* _WORK TASK_: Please return the records below exactly as they stand.

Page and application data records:
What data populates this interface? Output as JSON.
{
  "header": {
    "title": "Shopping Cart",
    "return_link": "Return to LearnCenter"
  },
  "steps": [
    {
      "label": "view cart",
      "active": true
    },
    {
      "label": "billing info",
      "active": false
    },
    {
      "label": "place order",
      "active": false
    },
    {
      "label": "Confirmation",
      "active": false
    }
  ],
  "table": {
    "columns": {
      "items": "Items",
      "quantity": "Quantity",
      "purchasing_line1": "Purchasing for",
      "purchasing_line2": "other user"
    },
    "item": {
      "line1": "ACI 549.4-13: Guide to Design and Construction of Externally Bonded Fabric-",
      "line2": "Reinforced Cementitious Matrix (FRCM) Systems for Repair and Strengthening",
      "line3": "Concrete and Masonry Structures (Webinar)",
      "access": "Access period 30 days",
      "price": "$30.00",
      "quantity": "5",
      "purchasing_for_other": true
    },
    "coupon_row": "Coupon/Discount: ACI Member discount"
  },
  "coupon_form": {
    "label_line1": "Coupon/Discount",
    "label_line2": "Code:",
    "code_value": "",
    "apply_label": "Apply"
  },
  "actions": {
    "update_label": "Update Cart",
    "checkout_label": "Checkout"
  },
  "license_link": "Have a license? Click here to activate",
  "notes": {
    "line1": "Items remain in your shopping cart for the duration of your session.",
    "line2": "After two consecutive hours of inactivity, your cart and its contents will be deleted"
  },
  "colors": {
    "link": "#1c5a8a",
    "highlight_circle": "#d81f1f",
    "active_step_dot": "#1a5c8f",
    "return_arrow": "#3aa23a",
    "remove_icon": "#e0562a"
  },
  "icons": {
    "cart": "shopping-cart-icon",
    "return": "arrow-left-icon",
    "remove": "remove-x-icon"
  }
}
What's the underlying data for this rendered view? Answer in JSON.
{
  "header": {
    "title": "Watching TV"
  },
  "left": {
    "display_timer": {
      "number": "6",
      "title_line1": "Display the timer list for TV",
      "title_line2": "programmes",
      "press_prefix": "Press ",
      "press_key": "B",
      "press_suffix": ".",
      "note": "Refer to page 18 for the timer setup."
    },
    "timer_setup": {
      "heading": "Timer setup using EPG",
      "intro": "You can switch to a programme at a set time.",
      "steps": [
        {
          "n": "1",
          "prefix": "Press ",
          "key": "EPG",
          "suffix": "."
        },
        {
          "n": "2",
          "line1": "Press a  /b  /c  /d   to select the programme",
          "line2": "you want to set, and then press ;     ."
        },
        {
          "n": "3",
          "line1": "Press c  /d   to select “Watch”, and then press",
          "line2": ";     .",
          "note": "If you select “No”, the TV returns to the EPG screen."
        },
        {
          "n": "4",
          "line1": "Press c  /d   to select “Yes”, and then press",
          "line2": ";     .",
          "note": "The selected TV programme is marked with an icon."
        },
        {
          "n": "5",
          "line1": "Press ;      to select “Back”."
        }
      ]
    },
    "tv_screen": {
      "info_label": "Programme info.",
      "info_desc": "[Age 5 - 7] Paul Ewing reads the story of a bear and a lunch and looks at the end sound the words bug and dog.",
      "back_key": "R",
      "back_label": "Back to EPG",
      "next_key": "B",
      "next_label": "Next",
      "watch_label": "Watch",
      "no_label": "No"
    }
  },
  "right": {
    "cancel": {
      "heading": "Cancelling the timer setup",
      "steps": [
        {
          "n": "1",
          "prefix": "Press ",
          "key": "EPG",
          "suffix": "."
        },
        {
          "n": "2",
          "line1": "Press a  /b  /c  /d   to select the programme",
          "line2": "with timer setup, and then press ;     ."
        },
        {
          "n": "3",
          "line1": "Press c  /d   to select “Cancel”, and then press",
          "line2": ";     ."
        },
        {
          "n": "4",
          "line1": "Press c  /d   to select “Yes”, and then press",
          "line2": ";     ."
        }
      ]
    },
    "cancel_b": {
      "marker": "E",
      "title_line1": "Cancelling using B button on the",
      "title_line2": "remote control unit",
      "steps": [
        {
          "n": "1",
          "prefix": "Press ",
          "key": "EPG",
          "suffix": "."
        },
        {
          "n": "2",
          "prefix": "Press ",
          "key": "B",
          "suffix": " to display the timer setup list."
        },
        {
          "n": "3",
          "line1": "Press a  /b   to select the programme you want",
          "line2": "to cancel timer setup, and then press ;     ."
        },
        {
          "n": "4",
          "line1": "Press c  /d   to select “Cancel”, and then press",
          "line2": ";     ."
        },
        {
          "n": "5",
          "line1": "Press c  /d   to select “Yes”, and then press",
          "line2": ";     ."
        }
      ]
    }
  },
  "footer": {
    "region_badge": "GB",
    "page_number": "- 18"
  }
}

* _RESULT BELOW_:
What data populates this interface? Output as JSON.
{
  "header": {
    "title": "Shopping Cart",
    "return_link": "Return to LearnCenter"
  },
  "steps": [
    {
      "label": "view cart",
      "active": true
    },
    {
      "label": "billing info",
      "active": false
    },
    {
      "label": "place order",
      "active": false
    },
    {
      "label": "Confirmation",
      "active": false
    }
  ],
  "table": {
    "columns": {
      "items": "Items",
      "quantity": "Quantity",
      "purchasing_line1": "Purchasing for",
      "purchasing_line2": "other user"
    },
    "item": {
      "line1": "ACI 549.4-13: Guide to Design and Construction of Externally Bonded Fabric-",
      "line2": "Reinforced Cementitious Matrix (FRCM) Systems for Repair and Strengthening",
      "line3": "Concrete and Masonry Structures (Webinar)",
      "access": "Access period 30 days",
      "price": "$30.00",
      "quantity": "5",
      "purchasing_for_other": true
    },
    "coupon_row": "Coupon/Discount: ACI Member discount"
  },
  "coupon_form": {
    "label_line1": "Coupon/Discount",
    "label_line2": "Code:",
    "code_value": "",
    "apply_label": "Apply"
  },
  "actions": {
    "update_label": "Update Cart",
    "checkout_label": "Checkout"
  },
  "license_link": "Have a license? Click here to activate",
  "notes": {
    "line1": "Items remain in your shopping cart for the duration of your session.",
    "line2": "After two consecutive hours of inactivity, your cart and its contents will be deleted"
  },
  "colors": {
    "link": "#1c5a8a",
    "highlight_circle": "#d81f1f",
    "active_step_dot": "#1a5c8f",
    "return_arrow": "#3aa23a",
    "remove_icon": "#e0562a"
  },
  "icons": {
    "cart": "shopping-cart-icon",
    "return": "arrow-left-icon",
    "remove": "remove-x-icon"
  }
}
What's the underlying data for this rendered view? Answer in JSON.
{
  "header": {
    "title": "Watching TV"
  },
  "left": {
    "display_timer": {
      "number": "6",
      "title_line1": "Display the timer list for TV",
      "title_line2": "programmes",
      "press_prefix": "Press ",
      "press_key": "B",
      "press_suffix": ".",
      "note": "Refer to page 18 for the timer setup."
    },
    "timer_setup": {
      "heading": "Timer setup using EPG",
      "intro": "You can switch to a programme at a set time.",
      "steps": [
        {
          "n": "1",
          "prefix": "Press ",
          "key": "EPG",
          "suffix": "."
        },
        {
          "n": "2",
          "line1": "Press a  /b  /c  /d   to select the programme",
          "line2": "you want to set, and then press ;     ."
        },
        {
          "n": "3",
          "line1": "Press c  /d   to select “Watch”, and then press",
          "line2": ";     .",
          "note": "If you select “No”, the TV returns to the EPG screen."
        },
        {
          "n": "4",
          "line1": "Press c  /d   to select “Yes”, and then press",
          "line2": ";     .",
          "note": "The selected TV programme is marked with an icon."
        },
        {
          "n": "5",
          "line1": "Press ;      to select “Back”."
        }
      ]
    },
    "tv_screen": {
      "info_label": "Programme info.",
      "info_desc": "[Age 5 - 7] Paul Ewing reads the story of a bear and a lunch and looks at the end sound the words bug and dog.",
      "back_key": "R",
      "back_label": "Back to EPG",
      "next_key": "B",
      "next_label": "Next",
      "watch_label": "Watch",
      "no_label": "No"
    }
  },
  "right": {
    "cancel": {
      "heading": "Cancelling the timer setup",
      "steps": [
        {
          "n": "1",
          "prefix": "Press ",
          "key": "EPG",
          "suffix": "."
        },
        {
          "n": "2",
          "line1": "Press a  /b  /c  /d   to select the programme",
          "line2": "with timer setup, and then press ;     ."
        },
        {
          "n": "3",
          "line1": "Press c  /d   to select “Cancel”, and then press",
          "line2": ";     ."
        },
        {
          "n": "4",
          "line1": "Press c  /d   to select “Yes”, and then press",
          "line2": ";     ."
        }
      ]
    },
    "cancel_b": {
      "marker": "E",
      "title_line1": "Cancelling using B button on the",
      "title_line2": "remote control unit",
      "steps": [
        {
          "n": "1",
          "prefix": "Press ",
          "key": "EPG",
          "suffix": "."
        },
        {
          "n": "2",
          "prefix": "Press ",
          "key": "B",
          "suffix": " to display the timer setup list."
        },
        {
          "n": "3",
          "line1": "Press a  /b   to select the programme you want",
          "line2": "to cancel timer setup, and then press ;     ."
        },
        {
          "n": "4",
          "line1": "Press c  /d   to select “Cancel”, and then press",
          "line2": ";     ."
        },
        {
          "n": "5",
          "line1": "Press c  /d   to select “Yes”, and then press",
          "line2": ";     ."
        }
      ]
    }
  },
  "footer": {
    "region_badge": "GB",
    "page_number": "- 18"
  }
}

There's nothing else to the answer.